REQUIREMENT -
Copy every line of the entries that includes the word "placeholder".

RAW DATA -
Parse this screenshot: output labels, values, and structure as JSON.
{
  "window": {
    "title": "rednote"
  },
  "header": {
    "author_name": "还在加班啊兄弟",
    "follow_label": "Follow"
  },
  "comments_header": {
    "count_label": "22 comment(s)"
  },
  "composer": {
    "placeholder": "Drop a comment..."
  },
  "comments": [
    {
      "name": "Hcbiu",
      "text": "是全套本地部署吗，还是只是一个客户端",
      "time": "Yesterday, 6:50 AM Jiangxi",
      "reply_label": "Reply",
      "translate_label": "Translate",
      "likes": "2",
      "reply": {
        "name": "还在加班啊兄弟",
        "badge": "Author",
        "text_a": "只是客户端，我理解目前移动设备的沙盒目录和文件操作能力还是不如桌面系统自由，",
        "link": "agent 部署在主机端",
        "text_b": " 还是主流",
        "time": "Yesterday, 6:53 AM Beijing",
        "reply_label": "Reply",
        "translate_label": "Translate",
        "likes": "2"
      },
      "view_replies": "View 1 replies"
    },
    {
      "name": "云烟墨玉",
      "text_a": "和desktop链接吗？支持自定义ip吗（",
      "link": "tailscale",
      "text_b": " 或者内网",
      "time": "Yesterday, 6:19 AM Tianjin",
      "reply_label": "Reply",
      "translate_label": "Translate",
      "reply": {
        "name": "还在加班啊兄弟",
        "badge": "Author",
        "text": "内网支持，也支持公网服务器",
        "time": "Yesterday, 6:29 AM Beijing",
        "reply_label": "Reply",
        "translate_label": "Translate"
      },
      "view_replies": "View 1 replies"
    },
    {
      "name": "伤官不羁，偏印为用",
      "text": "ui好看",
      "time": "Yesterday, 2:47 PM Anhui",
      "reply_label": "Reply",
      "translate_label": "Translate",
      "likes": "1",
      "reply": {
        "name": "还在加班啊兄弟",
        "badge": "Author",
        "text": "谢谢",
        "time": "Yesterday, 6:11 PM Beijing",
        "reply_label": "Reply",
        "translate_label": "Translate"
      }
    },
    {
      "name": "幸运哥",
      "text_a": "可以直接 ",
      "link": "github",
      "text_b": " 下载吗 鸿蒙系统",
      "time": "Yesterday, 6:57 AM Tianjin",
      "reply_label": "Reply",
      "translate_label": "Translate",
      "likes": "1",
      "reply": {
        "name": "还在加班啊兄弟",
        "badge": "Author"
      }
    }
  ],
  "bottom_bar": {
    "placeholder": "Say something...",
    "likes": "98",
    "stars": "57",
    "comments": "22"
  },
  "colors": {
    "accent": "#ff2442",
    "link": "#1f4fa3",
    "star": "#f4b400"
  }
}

ANSWER FOR THE TASK -
    "placeholder": "Drop a comment..."
    "placeholder": "Say something...",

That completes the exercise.